Data about app and page elements
* * * * *

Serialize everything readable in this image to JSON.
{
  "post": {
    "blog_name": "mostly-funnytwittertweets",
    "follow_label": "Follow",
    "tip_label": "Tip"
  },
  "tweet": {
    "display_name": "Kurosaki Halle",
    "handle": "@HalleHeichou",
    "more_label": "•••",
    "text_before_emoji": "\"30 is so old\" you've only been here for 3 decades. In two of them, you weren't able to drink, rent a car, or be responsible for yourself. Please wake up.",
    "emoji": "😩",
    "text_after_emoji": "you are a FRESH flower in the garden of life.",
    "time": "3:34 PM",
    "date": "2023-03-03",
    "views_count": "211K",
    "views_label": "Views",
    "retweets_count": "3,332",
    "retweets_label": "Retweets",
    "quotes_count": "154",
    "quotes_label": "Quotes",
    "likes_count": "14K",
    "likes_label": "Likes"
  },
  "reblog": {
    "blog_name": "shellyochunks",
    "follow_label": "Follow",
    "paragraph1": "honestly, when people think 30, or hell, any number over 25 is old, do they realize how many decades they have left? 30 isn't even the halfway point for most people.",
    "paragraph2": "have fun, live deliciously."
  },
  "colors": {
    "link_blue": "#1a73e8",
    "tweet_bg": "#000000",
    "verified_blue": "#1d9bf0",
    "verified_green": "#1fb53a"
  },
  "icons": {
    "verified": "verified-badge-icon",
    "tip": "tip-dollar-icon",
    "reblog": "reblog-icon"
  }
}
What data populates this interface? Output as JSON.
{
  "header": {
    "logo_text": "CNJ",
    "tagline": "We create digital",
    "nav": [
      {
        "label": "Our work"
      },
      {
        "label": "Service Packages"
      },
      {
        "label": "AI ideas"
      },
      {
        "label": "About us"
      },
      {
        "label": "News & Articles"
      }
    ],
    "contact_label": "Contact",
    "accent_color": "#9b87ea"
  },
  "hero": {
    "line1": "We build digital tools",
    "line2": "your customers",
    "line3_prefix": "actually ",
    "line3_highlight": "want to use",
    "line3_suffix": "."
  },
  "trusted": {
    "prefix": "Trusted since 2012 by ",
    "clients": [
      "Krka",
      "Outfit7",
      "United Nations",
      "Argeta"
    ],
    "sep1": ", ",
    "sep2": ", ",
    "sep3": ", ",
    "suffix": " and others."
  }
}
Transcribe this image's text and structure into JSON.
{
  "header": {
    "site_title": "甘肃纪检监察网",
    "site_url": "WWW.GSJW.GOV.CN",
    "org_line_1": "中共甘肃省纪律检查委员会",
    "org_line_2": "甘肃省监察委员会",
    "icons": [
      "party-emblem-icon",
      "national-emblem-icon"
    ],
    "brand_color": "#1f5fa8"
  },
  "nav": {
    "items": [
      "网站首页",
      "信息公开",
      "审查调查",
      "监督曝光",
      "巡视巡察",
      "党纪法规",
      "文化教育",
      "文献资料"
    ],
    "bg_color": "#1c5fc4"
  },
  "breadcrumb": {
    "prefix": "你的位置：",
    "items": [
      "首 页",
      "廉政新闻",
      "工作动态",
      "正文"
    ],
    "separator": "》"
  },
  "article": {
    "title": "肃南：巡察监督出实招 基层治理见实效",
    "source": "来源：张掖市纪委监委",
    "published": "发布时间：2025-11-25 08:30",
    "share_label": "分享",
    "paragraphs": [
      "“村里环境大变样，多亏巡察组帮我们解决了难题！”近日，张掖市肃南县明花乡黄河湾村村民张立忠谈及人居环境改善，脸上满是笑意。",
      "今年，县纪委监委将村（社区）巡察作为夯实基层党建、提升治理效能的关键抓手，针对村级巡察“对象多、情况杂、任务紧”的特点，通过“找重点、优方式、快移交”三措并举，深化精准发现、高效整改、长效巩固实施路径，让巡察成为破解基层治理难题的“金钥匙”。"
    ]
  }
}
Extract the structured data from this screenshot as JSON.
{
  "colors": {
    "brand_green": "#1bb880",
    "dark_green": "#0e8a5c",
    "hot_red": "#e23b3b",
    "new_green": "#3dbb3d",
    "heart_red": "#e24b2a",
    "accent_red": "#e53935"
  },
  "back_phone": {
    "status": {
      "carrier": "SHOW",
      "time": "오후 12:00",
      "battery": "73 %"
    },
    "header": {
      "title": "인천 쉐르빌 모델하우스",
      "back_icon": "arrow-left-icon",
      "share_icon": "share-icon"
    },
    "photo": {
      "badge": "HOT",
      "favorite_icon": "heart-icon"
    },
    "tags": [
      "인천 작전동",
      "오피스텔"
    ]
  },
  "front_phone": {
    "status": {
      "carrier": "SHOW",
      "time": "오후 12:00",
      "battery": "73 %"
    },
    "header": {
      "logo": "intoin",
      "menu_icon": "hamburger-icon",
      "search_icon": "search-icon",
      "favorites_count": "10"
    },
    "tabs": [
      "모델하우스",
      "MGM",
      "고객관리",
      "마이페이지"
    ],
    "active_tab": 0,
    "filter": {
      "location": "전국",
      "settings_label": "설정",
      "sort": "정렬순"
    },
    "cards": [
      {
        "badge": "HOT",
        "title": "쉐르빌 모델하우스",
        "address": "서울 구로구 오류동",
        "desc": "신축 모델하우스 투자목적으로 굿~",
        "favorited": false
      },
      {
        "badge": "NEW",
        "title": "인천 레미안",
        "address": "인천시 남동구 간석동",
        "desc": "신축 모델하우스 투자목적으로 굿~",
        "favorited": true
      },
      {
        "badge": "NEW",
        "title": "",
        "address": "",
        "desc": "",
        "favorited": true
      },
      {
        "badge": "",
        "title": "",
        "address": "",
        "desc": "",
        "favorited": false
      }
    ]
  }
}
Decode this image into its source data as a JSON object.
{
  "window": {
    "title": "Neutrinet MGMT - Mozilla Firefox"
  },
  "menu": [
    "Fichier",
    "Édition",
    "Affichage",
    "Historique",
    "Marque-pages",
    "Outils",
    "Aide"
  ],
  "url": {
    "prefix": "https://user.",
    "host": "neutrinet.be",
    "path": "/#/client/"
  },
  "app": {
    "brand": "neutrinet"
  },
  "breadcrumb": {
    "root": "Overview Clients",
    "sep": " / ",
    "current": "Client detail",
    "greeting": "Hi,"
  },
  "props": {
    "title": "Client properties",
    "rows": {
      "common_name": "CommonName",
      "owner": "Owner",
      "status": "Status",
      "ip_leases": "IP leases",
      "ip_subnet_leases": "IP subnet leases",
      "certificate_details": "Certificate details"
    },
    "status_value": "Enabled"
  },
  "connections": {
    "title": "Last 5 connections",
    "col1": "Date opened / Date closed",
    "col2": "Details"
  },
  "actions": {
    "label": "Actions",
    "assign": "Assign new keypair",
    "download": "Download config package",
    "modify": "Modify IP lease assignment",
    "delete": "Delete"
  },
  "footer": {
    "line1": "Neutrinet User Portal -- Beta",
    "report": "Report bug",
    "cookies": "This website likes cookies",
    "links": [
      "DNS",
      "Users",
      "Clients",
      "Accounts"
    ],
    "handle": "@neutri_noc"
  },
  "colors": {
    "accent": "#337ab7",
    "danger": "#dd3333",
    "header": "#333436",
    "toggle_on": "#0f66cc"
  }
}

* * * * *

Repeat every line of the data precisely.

Response:
Serialize everything readable in this image to JSON.
{
  "post": {
    "blog_name": "mostly-funnytwittertweets",
    "follow_label": "Follow",
    "tip_label": "Tip"
  },
  "tweet": {
    "display_name": "Kurosaki Halle",
    "handle": "@HalleHeichou",
    "more_label": "•••",
    "text_before_emoji": "\"30 is so old\" you've only been here for 3 decades. In two of them, you weren't able to drink, rent a car, or be responsible for yourself. Please wake up.",
    "emoji": "😩",
    "text_after_emoji": "you are a FRESH flower in the garden of life.",
    "time": "3:34 PM",
    "date": "2023-03-03",
    "views_count": "211K",
    "views_label": "Views",
    "retweets_count": "3,332",
    "retweets_label": "Retweets",
    "quotes_count": "154",
    "quotes_label": "Quotes",
    "likes_count": "14K",
    "likes_label": "Likes"
  },
  "reblog": {
    "blog_name": "shellyochunks",
    "follow_label": "Follow",
    "paragraph1": "honestly, when people think 30, or hell, any number over 25 is old, do they realize how many decades they have left? 30 isn't even the halfway point for most people.",
    "paragraph2": "have fun, live deliciously."
  },
  "colors": {
    "link_blue": "#1a73e8",
    "tweet_bg": "#000000",
    "verified_blue": "#1d9bf0",
    "verified_green": "#1fb53a"
  },
  "icons": {
    "verified": "verified-badge-icon",
    "tip": "tip-dollar-icon",
    "reblog": "reblog-icon"
  }
}
What data populates this interface? Output as JSON.
{
  "header": {
    "logo_text": "CNJ",
    "tagline": "We create digital",
    "nav": [
      {
        "label": "Our work"
      },
      {
        "label": "Service Packages"
      },
      {
        "label": "AI ideas"
      },
      {
        "label": "About us"
      },
      {
        "label": "News & Articles"
      }
    ],
    "contact_label": "Contact",
    "accent_color": "#9b87ea"
  },
  "hero": {
    "line1": "We build digital tools",
    "line2": "your customers",
    "line3_prefix": "actually ",
    "line3_highlight": "want to use",
    "line3_suffix": "."
  },
  "trusted": {
    "prefix": "Trusted since 2012 by ",
    "clients": [
      "Krka",
      "Outfit7",
      "United Nations",
      "Argeta"
    ],
    "sep1": ", ",
    "sep2": ", ",
    "sep3": ", ",
    "suffix": " and others."
  }
}
Transcribe this image's text and structure into JSON.
{
  "header": {
    "site_title": "甘肃纪检监察网",
    "site_url": "WWW.GSJW.GOV.CN",
    "org_line_1": "中共甘肃省纪律检查委员会",
    "org_line_2": "甘肃省监察委员会",
    "icons": [
      "party-emblem-icon",
      "national-emblem-icon"
    ],
    "brand_color": "#1f5fa8"
  },
  "nav": {
    "items": [
      "网站首页",
      "信息公开",
      "审查调查",
      "监督曝光",
      "巡视巡察",
      "党纪法规",
      "文化教育",
      "文献资料"
    ],
    "bg_color": "#1c5fc4"
  },
  "breadcrumb": {
    "prefix": "你的位置：",
    "items": [
      "首 页",
      "廉政新闻",
      "工作动态",
      "正文"
    ],
    "separator": "》"
  },
  "article": {
    "title": "肃南：巡察监督出实招 基层治理见实效",
    "source": "来源：张掖市纪委监委",
    "published": "发布时间：2025-11-25 08:30",
    "share_label": "分享",
    "paragraphs": [
      "“村里环境大变样，多亏巡察组帮我们解决了难题！”近日，张掖市肃南县明花乡黄河湾村村民张立忠谈及人居环境改善，脸上满是笑意。",
      "今年，县纪委监委将村（社区）巡察作为夯实基层党建、提升治理效能的关键抓手，针对村级巡察“对象多、情况杂、任务紧”的特点，通过“找重点、优方式、快移交”三措并举，深化精准发现、高效整改、长效巩固实施路径，让巡察成为破解基层治理难题的“金钥匙”。"
    ]
  }
}
Extract the structured data from this screenshot as JSON.
{
  "colors": {
    "brand_green": "#1bb880",
    "dark_green": "#0e8a5c",
    "hot_red": "#e23b3b",
    "new_green": "#3dbb3d",
    "heart_red": "#e24b2a",
    "accent_red": "#e53935"
  },
  "back_phone": {
    "status": {
      "carrier": "SHOW",
      "time": "오후 12:00",
      "battery": "73 %"
    },
    "header": {
      "title": "인천 쉐르빌 모델하우스",
      "back_icon": "arrow-left-icon",
      "share_icon": "share-icon"
    },
    "photo": {
      "badge": "HOT",
      "favorite_icon": "heart-icon"
    },
    "tags": [
      "인천 작전동",
      "오피스텔"
    ]
  },
  "front_phone": {
    "status": {
      "carrier": "SHOW",
      "time": "오후 12:00",
      "battery": "73 %"
    },
    "header": {
      "logo": "intoin",
      "menu_icon": "hamburger-icon",
      "search_icon": "search-icon",
      "favorites_count": "10"
    },
    "tabs": [
      "모델하우스",
      "MGM",
      "고객관리",
      "마이페이지"
    ],
    "active_tab": 0,
    "filter": {
      "location": "전국",
      "settings_label": "설정",
      "sort": "정렬순"
    },
    "cards": [
      {
        "badge": "HOT",
        "title": "쉐르빌 모델하우스",
        "address": "서울 구로구 오류동",
        "desc": "신축 모델하우스 투자목적으로 굿~",
        "favorited": false
      },
      {
        "badge": "NEW",
        "title": "인천 레미안",
        "address": "인천시 남동구 간석동",
        "desc": "신축 모델하우스 투자목적으로 굿~",
        "favorited": true
      },
      {
        "badge": "NEW",
        "title": "",
        "address": "",
        "desc": "",
        "favorited": true
      },
      {
        "badge": "",
        "title": "",
        "address": "",
        "desc": "",
        "favorited": false
      }
    ]
  }
}
Decode this image into its source data as a JSON object.
{
  "window": {
    "title": "Neutrinet MGMT - Mozilla Firefox"
  },
  "menu": [
    "Fichier",
    "Édition",
    "Affichage",
    "Historique",
    "Marque-pages",
    "Outils",
    "Aide"
  ],
  "url": {
    "prefix": "https://user.",
    "host": "neutrinet.be",
    "path": "/#/client/"
  },
  "app": {
    "brand": "neutrinet"
  },
  "breadcrumb": {
    "root": "Overview Clients",
    "sep": " / ",
    "current": "Client detail",
    "greeting": "Hi,"
  },
  "props": {
    "title": "Client properties",
    "rows": {
      "common_name": "CommonName",
      "owner": "Owner",
      "status": "Status",
      "ip_leases": "IP leases",
      "ip_subnet_leases": "IP subnet leases",
      "certificate_details": "Certificate details"
    },
    "status_value": "Enabled"
  },
  "connections": {
    "title": "Last 5 connections",
    "col1": "Date opened / Date closed",
    "col2": "Details"
  },
  "actions": {
    "label": "Actions",
    "assign": "Assign new keypair",
    "download": "Download config package",
    "modify": "Modify IP lease assignment",
    "delete": "Delete"
  },
  "footer": {
    "line1": "Neutrinet User Portal -- Beta",
    "report": "Report bug",
    "cookies": "This website likes cookies",
    "links": [
      "DNS",
      "Users",
      "Clients",
      "Accounts"
    ],
    "handle": "@neutri_noc"
  },
  "colors": {
    "accent": "#337ab7",
    "danger": "#dd3333",
    "header": "#333436",
    "toggle_on": "#0f66cc"
  }
}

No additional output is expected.